If he still doesn't take the hint (even guys with excellent taste can be clueless), you can say, "You're a good guy but I don't have special feelings for you. I'm sorry." Will you bruise his ego? Possibly. But bruises don't last forever. So as long as you don't say, "As if!" or "In your dreams!" or anything unkind, you don't have to feel guilty. After all, sometimes saying no to someone else means saying yes to yourself.

Dear Carol,
I've been cutting myself and I don't know why. I'm not unhappy. I have a loving family and friends and good grades. I know cutting is bad and I've hinted to my friends that I'm doing it, but they've never noticed. I think I want them to notice, but I'm not sure I want to tell them. I definitely don't want to tell my family.

Dear Confused,
Thank you for telling me. I really hope you can take good care of yourself rather than flirt with self-destructive habits. You wouldn't cut a friend--don't cut yourself. Throw out the sharp instruments and promise yourself you will not cut yourself this week, then renew the promise next week, and the next. When you feel anxious, call a friend, take a walk, write in a journal, chew gum, do jumping jacks, juggle--something besides hurting yourself. We all want attention (this is normal), but can you think of more positive ways to get it? Finally, just as you were courageous enough to write me, don't hesitate to reach out to a caring adult in your community (family, neighbor, counselor, minister, rabbi). Or call a hotline anonymously to talk to supportive adults at the Covenant House Nineline at 1800 999 9999, or to trained teens at 310 855 HOPE, evenings.

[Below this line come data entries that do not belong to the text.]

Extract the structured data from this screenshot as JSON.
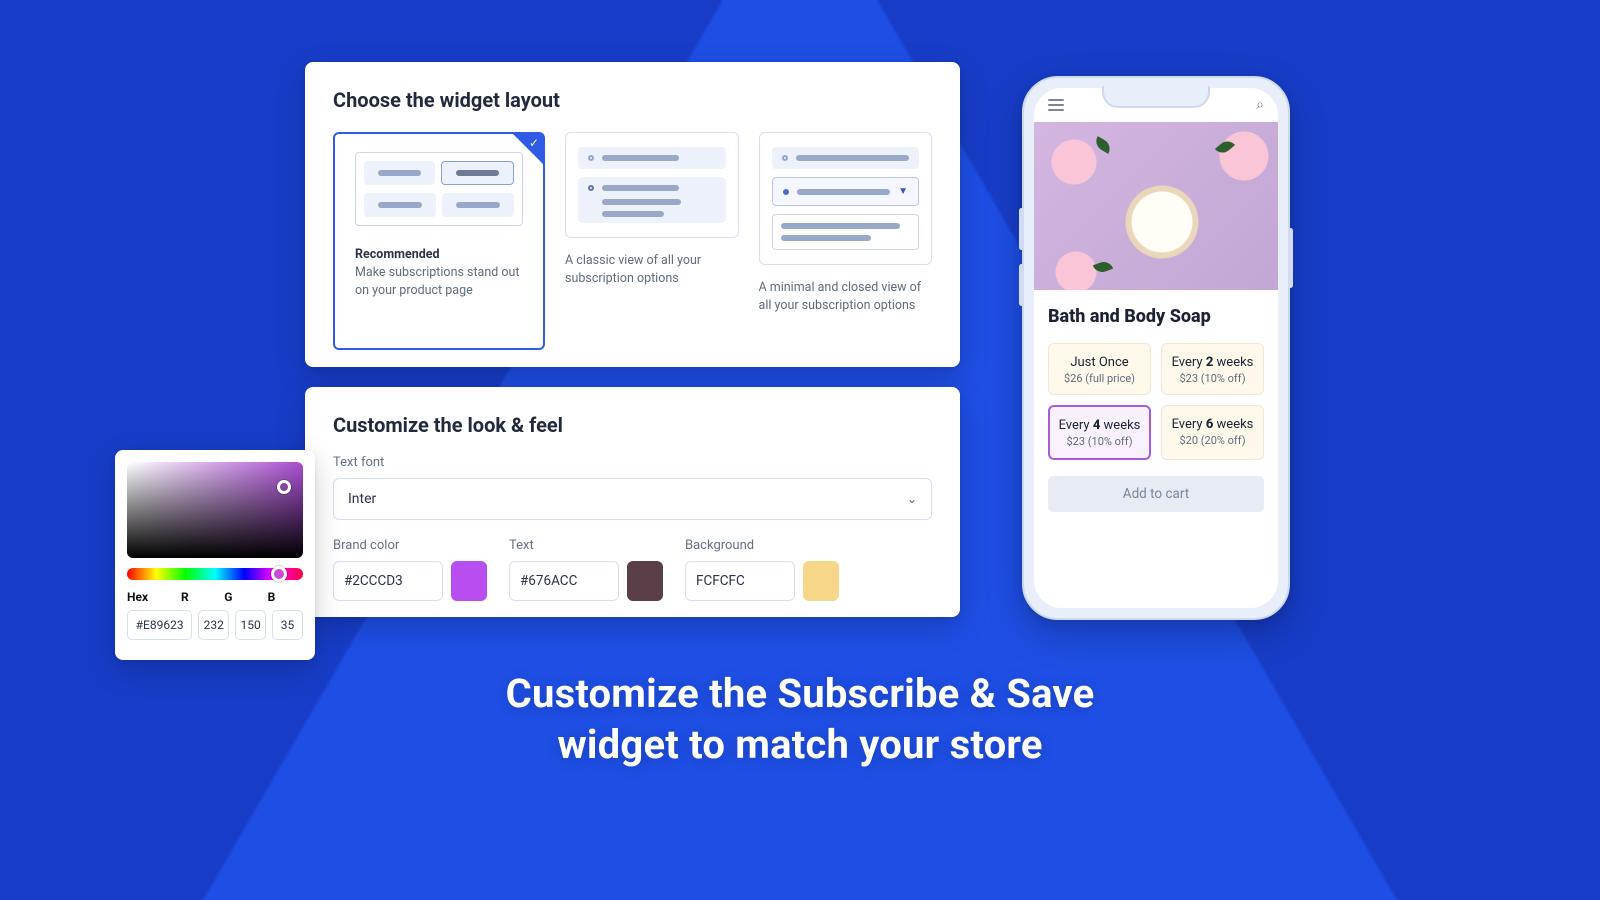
{
  "layoutCard": {
    "title": "Choose the widget layout",
    "options": [
      {
        "title": "Recommended",
        "caption": "Make subscriptions stand out on your product page",
        "selected": true
      },
      {
        "caption": "A classic view of all your subscription options"
      },
      {
        "caption": "A minimal and closed view of all your subscription options"
      }
    ]
  },
  "lookCard": {
    "title": "Customize the look & feel",
    "fontLabel": "Text font",
    "fontValue": "Inter",
    "brandLabel": "Brand color",
    "brandHex": "#2CCCD3",
    "brandSwatch": "#b84ef0",
    "textLabel": "Text",
    "textHex": "#676ACC",
    "textSwatch": "#5a3f49",
    "bgLabel": "Background",
    "bgHex": "FCFCFC",
    "bgSwatch": "#f6d78a"
  },
  "picker": {
    "labels": {
      "hex": "Hex",
      "r": "R",
      "g": "G",
      "b": "B"
    },
    "hex": "#E89623",
    "r": "232",
    "g": "150",
    "b": "35"
  },
  "phone": {
    "productTitle": "Bath and Body Soap",
    "plans": [
      {
        "title_pre": "Just Once",
        "title_bold": "",
        "title_post": "",
        "sub": "$26 (full price)"
      },
      {
        "title_pre": "Every ",
        "title_bold": "2",
        "title_post": " weeks",
        "sub": "$23 (10% off)"
      },
      {
        "title_pre": "Every ",
        "title_bold": "4",
        "title_post": " weeks",
        "sub": "$23 (10% off)",
        "selected": true
      },
      {
        "title_pre": "Every ",
        "title_bold": "6",
        "title_post": " weeks",
        "sub": "$20 (20% off)"
      }
    ],
    "cart": "Add to cart"
  },
  "headline": {
    "l1": "Customize the Subscribe & Save",
    "l2": "widget to match your store"
  }
}
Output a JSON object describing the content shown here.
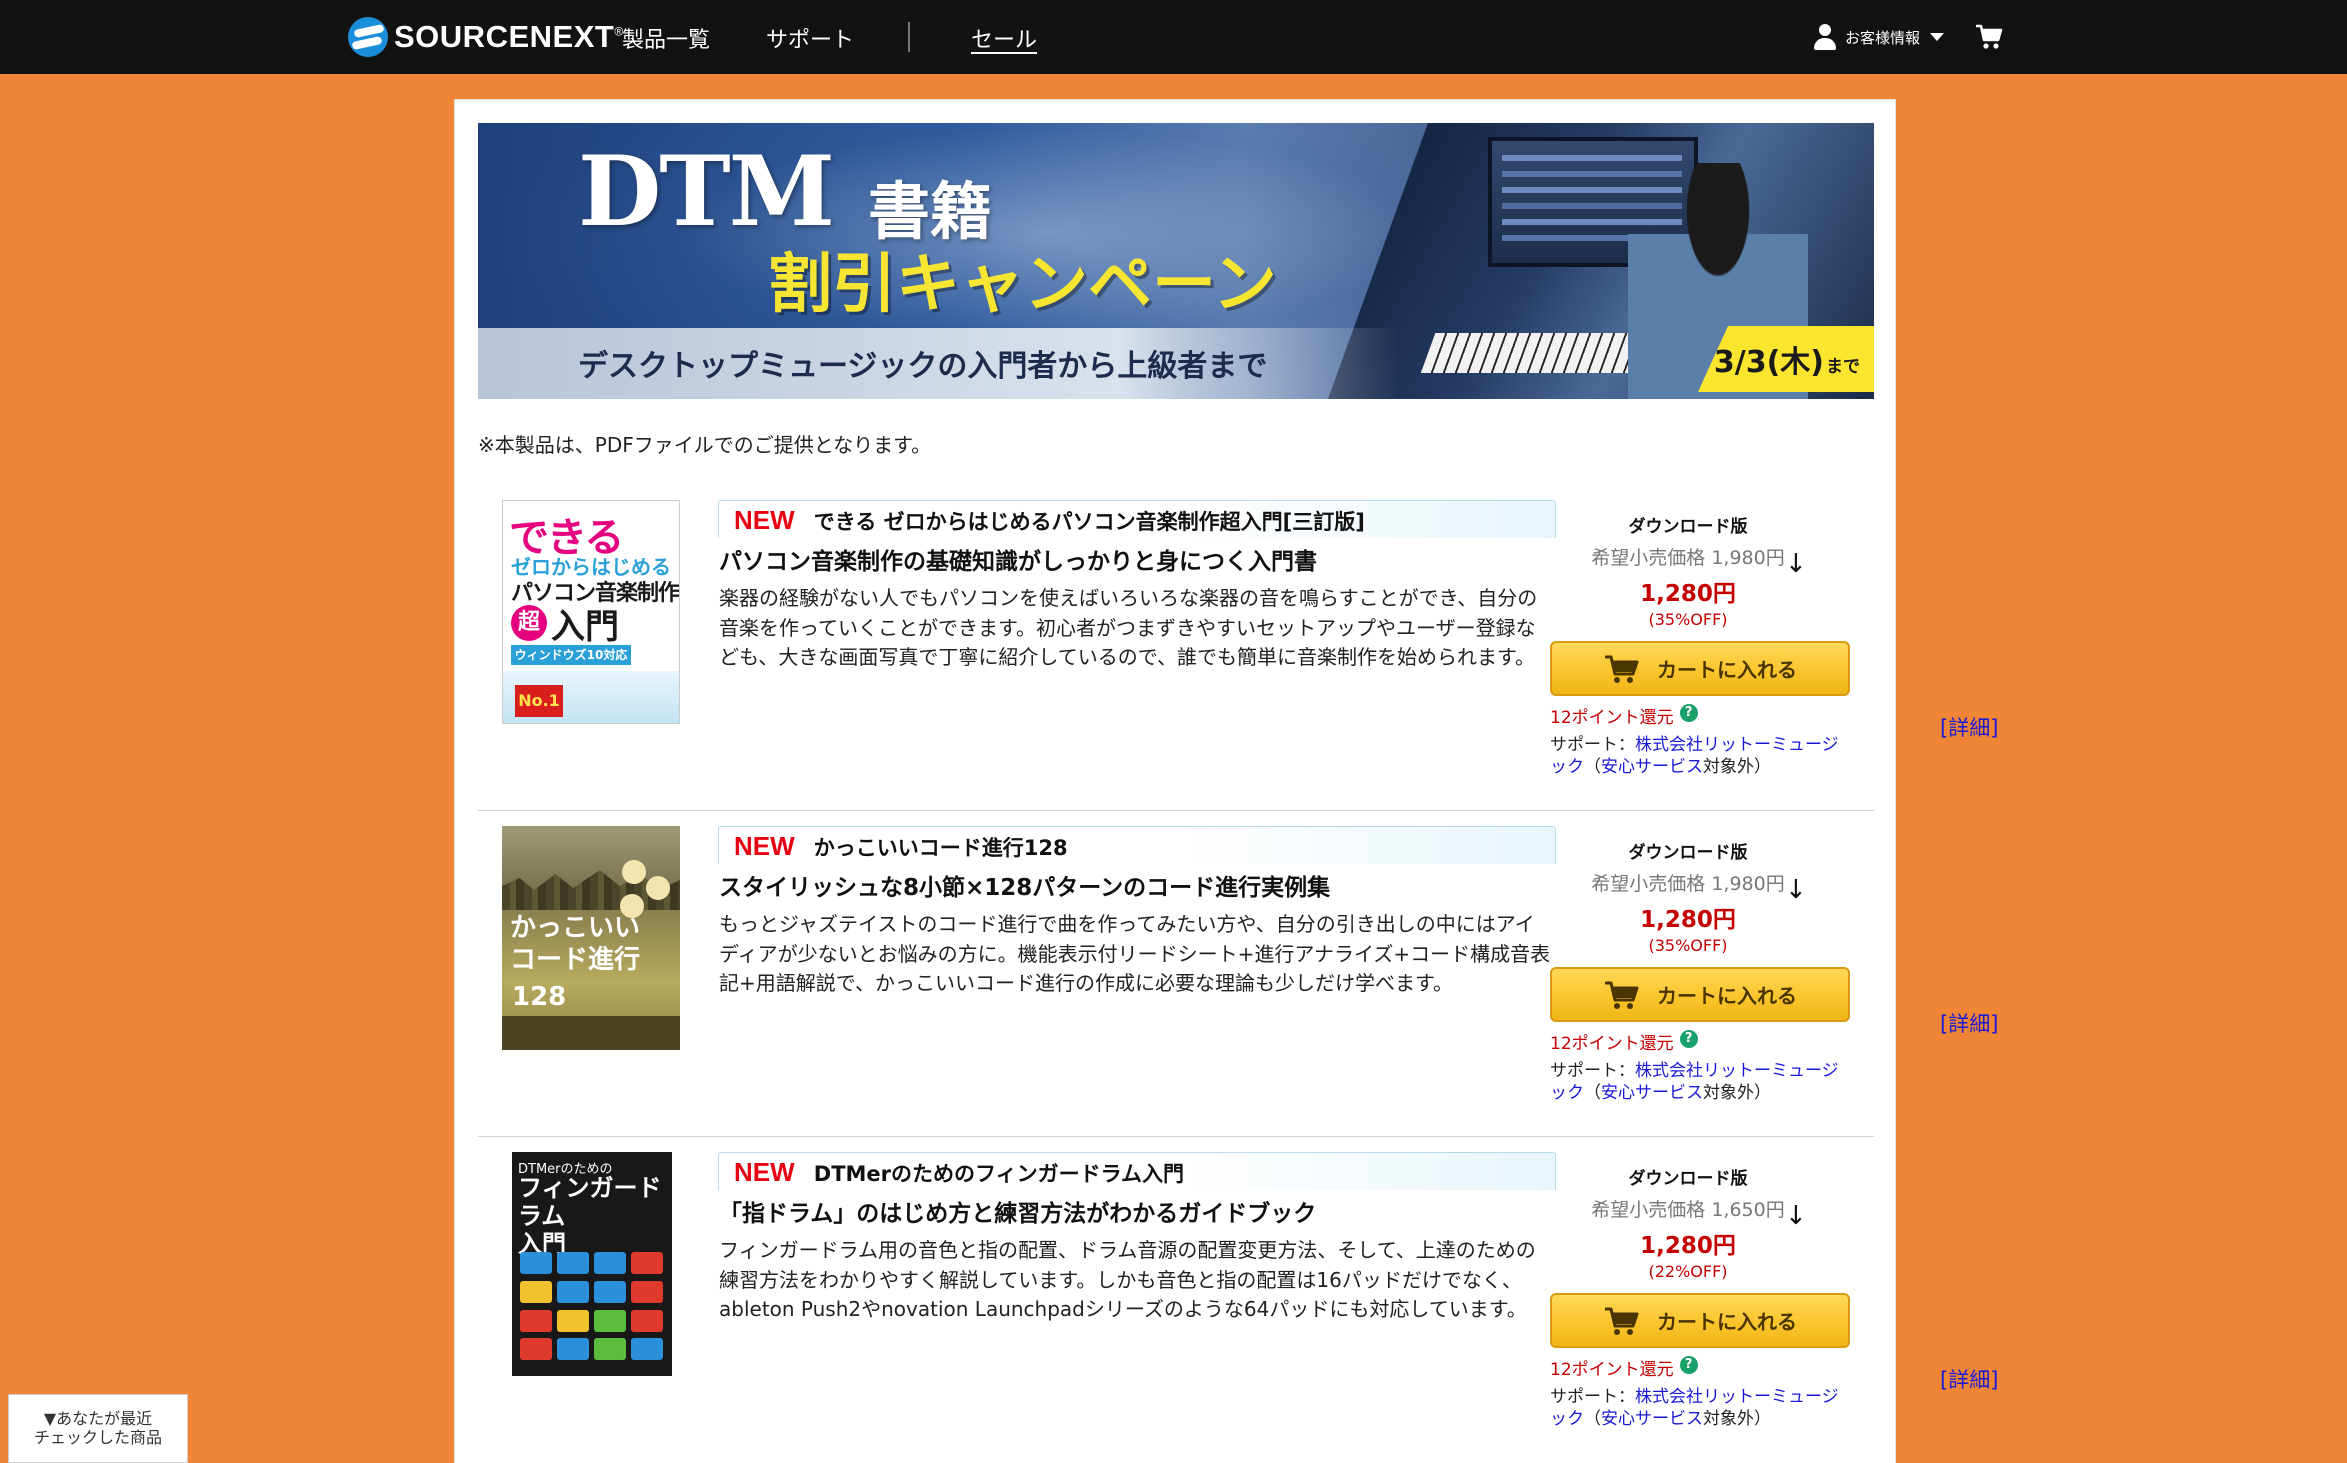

Dear Carol,
I have always been skinny, but recently I have been working out to stay thin. During the summer when I wear shorts, I get really self-conscious about my thighs. They are pretty big and at the end of school, I usually put my binders over them so no one can see. I don't like going to the pool either. Feeling Self-Conscious

Dear Feeling Self-Conscious,
Start looking out instead of down. Eyes off your thighs. Really. Do your best not to become one of the millions of women who obsess about weight. It's such a brain drain. The goal is not to be skinny or thin. The goal is to be healthy and fit.

Need an answer now for yourself or a friend? Consider calling these numbers:
1 800 COCAINE (for drug questions);
1 800 999 9999 (for emotional support);
1 800 230 PLAN (Planned Parenthood);
1 800 799 SAFE (to report violence at home);
1 800 931 2237 (anorexia/bulimia); []
1 800 SUICIDE (for despair, despression, crisis);
1 800 SAFEYOUTH (for violence, abuse);
1 800 656 HOPE (National Sexual Assault 24 hour hotline);
1 800 855 HOPE (trained teens, evenings)

There is always someone who can help you. If not your parents, then a teacher, relative, counselor, clergyperson, doctor, coach, social worker, someone. In an emergency call 911. Even if the situation is pretty awful right now, things can change for the better. Just as spring follows winter, good times are ahead. Honest. Life gets easier once you get the hang of it. And one of the great things about adulthood (besides not having homework) is that grown-ups don't care about popularity and don't usually tease or pressure each other.

Remember too that Girltalk: All the Stuff Your Sister Never Told You is loaded with good advice and more q and a's, as is my "Dear Carol" column in Girls' Life magazine and at